"... The best systems for machine translation of natural language are based on statistical models learned from data. Conventional representation of a statistical translation model requires substantial offline computation and representation in main memory. Therefore, the principal bottlenecks to the amoun ..."
Abstract

Cited by 3 (0 self)
 Add to MetaCart
The best systems for machine translation of natural language are based on statistical models learned from data. Conventional representation of a statistical translation model requires substantial offline computation and representation in main memory. Therefore, the principal bottlenecks to the amount of data we can exploit and the complexity of models we can use are available memory and CPU time, and current state of the art already pushes these limits. With data size and model complexity continually increasing, a scalable solution to this problem is central to future improvement. CallisonBurch et al. (2005) and Zhang and Vogel (2005) proposed a solution that we call translation by pattern matching, which we bring to fruition in this dissertation. The training data itself serves as a proxy to the model; rules and parameters are computed on demand. It achieves our desiderata of minimal offline computation and compact representation, but is dependent on fast pattern matching algorithms on text. They demonstrated its application to a common model based on the translation of contiguous substrings, but leave some open problems. Among these is a question: can this approach match the performance of conventional methods despite unavoidable differences that it induces in the model? We show how to answer this question affirmatively. The main
Parsing and Translation Algorithms Based on Weighted Extended Tree Transducers
"... This paper proposes a uniform framework for the development of parsing and translation algorithms for weighted extended (topdown) tree transducers and input strings.
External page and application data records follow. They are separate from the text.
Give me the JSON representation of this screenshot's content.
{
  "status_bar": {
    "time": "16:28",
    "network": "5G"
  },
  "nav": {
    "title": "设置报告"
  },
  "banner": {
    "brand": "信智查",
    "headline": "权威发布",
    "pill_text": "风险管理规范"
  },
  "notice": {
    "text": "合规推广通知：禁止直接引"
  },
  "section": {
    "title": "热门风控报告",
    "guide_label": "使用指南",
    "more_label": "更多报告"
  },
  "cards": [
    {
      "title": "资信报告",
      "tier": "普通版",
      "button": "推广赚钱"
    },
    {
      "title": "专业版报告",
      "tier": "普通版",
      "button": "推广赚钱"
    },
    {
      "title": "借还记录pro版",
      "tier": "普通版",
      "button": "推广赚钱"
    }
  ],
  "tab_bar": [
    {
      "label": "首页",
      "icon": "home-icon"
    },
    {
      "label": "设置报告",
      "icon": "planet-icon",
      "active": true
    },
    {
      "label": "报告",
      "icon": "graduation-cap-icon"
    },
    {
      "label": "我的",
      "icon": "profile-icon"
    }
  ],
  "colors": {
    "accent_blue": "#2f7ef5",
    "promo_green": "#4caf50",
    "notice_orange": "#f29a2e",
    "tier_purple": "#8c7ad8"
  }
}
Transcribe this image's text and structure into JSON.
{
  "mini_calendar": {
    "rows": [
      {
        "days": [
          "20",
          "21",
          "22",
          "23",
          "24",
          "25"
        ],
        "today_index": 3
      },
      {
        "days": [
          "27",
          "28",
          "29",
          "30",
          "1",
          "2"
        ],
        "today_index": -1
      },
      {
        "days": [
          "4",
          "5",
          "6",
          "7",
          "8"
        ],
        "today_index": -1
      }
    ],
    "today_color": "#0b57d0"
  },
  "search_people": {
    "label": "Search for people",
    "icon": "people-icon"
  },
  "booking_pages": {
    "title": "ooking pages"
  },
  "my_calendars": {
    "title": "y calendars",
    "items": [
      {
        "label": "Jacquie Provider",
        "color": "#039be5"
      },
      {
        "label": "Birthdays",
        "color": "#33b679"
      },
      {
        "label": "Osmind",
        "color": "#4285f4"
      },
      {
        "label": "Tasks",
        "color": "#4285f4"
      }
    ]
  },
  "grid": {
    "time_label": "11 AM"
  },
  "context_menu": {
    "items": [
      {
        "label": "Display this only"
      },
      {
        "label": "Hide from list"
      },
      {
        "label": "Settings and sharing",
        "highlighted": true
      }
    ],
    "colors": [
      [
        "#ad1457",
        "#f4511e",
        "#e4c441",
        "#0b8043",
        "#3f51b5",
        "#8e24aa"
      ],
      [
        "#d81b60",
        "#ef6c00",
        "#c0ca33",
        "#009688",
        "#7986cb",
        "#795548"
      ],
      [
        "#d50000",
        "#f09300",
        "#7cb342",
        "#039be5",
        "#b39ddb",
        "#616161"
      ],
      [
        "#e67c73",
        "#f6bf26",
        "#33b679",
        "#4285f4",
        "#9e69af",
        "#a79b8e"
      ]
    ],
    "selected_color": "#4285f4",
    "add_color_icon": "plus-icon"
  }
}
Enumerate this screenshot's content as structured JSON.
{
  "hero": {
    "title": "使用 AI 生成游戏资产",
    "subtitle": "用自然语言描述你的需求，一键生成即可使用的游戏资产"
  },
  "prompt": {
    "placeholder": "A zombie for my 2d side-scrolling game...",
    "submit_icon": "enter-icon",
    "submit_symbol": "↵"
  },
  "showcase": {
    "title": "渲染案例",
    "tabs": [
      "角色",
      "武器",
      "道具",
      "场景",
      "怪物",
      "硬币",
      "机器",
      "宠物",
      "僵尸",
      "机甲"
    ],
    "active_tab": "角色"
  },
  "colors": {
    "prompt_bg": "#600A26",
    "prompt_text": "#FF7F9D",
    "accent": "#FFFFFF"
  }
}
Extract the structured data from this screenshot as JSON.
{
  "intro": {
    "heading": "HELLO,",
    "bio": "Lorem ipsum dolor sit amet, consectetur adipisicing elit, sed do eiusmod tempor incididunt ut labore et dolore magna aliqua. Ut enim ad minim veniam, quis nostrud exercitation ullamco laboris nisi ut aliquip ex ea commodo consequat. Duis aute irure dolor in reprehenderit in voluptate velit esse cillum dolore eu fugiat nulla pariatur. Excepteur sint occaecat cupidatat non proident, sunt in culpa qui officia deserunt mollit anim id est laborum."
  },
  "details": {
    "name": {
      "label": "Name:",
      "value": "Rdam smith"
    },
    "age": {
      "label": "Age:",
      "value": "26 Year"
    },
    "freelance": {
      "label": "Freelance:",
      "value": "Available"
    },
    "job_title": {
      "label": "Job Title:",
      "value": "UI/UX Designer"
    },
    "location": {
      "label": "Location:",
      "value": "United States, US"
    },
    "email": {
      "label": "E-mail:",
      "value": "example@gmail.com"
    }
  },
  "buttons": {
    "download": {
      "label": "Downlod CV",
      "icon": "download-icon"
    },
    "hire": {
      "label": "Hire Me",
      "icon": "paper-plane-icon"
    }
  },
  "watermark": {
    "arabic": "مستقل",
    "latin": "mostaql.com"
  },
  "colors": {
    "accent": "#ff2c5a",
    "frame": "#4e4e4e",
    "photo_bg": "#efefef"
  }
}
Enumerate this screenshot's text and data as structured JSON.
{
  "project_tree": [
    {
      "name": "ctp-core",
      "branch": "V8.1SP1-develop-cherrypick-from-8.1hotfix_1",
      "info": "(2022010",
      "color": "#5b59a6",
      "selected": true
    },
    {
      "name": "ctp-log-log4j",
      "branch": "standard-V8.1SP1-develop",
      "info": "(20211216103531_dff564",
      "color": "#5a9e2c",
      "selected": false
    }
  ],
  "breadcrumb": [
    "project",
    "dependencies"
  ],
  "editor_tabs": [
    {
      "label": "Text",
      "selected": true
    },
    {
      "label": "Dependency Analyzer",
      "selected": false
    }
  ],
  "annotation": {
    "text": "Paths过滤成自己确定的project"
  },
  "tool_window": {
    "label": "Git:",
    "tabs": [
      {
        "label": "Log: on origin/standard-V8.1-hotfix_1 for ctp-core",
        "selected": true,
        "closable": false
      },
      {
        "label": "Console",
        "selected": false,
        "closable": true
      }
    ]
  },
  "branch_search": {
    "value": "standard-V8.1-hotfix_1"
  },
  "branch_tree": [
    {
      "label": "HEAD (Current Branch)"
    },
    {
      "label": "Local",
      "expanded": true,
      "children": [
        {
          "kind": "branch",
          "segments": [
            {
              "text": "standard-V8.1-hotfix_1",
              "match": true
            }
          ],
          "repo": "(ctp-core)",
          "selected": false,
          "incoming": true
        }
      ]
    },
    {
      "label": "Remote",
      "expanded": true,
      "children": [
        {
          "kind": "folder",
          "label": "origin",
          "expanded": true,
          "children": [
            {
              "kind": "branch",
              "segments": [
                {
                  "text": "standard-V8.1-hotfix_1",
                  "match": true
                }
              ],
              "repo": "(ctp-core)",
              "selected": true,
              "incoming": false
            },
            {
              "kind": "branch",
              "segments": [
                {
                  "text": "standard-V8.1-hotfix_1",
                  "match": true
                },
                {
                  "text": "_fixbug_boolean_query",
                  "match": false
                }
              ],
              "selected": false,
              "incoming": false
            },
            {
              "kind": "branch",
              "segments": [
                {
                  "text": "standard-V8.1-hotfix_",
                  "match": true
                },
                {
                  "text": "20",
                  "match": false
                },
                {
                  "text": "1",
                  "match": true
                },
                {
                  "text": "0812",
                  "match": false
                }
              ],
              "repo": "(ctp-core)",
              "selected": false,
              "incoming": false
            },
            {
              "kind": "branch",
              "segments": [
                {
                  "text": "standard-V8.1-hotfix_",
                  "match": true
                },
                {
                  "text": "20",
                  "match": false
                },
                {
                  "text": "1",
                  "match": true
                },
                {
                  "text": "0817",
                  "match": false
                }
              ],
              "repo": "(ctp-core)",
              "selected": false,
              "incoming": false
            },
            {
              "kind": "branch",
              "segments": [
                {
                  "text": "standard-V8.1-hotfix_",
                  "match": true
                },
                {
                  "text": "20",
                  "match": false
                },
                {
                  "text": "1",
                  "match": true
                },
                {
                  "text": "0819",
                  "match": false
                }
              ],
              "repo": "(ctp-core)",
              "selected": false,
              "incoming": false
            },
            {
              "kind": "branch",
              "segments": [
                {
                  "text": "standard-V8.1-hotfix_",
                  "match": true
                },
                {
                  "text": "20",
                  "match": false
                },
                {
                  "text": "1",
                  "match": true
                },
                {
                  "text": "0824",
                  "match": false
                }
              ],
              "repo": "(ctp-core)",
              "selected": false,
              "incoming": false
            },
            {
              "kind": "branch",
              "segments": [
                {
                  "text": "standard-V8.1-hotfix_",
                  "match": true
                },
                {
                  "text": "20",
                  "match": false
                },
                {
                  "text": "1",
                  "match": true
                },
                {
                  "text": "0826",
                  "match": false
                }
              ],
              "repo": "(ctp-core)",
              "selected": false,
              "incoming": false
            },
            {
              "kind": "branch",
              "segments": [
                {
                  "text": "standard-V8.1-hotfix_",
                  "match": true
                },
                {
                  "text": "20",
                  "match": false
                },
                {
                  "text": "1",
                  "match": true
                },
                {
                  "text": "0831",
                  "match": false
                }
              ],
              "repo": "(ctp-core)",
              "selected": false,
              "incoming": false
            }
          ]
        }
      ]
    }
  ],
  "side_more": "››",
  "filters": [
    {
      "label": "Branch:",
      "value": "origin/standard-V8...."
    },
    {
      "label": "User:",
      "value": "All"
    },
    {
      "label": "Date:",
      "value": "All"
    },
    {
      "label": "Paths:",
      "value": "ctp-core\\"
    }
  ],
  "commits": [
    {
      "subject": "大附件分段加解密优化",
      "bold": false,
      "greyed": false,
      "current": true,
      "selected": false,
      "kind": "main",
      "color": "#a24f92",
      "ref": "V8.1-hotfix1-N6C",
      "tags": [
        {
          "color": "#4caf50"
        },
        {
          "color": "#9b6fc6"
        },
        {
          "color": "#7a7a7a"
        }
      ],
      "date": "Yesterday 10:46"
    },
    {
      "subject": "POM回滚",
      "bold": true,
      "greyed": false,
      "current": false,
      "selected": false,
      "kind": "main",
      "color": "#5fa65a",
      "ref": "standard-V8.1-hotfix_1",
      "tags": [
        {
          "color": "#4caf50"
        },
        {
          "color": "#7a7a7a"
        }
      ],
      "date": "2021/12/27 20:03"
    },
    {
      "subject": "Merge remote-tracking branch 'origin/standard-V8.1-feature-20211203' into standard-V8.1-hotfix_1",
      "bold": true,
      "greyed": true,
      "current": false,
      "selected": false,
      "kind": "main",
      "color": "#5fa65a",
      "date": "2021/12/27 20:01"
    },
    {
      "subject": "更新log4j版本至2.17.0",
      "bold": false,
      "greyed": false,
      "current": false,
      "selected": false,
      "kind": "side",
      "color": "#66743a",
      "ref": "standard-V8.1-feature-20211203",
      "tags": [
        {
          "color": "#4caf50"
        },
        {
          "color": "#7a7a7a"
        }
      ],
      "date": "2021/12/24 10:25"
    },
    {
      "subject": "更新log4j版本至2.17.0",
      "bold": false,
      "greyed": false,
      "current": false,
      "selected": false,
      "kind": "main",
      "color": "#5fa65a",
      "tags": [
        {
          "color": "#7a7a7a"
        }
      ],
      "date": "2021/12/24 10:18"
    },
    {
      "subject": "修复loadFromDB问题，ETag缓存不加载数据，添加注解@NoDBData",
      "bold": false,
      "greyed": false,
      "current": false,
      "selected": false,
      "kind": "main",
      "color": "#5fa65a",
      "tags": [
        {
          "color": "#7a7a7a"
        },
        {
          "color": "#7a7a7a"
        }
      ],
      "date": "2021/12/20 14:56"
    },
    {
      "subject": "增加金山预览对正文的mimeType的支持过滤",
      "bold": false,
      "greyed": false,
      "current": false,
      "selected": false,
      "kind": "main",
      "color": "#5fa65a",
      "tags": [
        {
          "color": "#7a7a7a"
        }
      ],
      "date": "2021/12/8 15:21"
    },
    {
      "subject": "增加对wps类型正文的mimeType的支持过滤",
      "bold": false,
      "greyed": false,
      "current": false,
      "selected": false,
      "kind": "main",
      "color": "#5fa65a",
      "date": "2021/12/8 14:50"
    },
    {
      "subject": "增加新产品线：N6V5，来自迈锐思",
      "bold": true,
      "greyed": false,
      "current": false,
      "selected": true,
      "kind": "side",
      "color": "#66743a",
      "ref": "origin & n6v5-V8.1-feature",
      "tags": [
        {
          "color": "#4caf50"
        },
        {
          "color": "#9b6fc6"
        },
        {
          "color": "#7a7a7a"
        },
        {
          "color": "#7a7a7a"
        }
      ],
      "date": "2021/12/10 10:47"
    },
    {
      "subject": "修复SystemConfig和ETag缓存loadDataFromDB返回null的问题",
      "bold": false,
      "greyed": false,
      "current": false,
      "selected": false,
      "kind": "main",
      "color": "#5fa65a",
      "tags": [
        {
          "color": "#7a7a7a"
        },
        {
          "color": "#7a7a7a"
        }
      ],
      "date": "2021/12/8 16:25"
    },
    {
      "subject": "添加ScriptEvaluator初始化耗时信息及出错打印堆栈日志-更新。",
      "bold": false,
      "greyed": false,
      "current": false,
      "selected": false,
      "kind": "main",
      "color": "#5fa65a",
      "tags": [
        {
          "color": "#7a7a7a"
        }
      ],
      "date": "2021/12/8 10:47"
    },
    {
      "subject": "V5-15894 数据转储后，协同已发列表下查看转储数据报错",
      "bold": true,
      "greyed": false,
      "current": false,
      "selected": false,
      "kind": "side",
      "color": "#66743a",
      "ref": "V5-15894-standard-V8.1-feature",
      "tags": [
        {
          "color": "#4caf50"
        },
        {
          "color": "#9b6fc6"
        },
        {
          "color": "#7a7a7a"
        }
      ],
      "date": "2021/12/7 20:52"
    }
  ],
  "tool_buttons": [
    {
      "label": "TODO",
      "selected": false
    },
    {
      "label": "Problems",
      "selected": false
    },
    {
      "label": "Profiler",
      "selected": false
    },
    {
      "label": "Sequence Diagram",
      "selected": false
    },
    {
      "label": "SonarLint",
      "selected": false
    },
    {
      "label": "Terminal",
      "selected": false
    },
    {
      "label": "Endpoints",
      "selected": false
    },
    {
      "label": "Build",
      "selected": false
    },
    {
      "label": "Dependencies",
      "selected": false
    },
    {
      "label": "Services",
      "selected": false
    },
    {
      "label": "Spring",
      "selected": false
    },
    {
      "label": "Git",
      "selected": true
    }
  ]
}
The asymptotic time complexity of these algorithms can be improved in practice by exploiting an algorithm for rule factorization in t ..."
Abstract

Cited by 3 (3 self)
 Add to MetaCart
This paper proposes a uniform framework for the development of parsing and translation algorithms for weighted extended (topdown) tree transducers and input strings. The asymptotic time complexity of these algorithms can be improved in practice by exploiting an algorithm for rule factorization in the above transducers.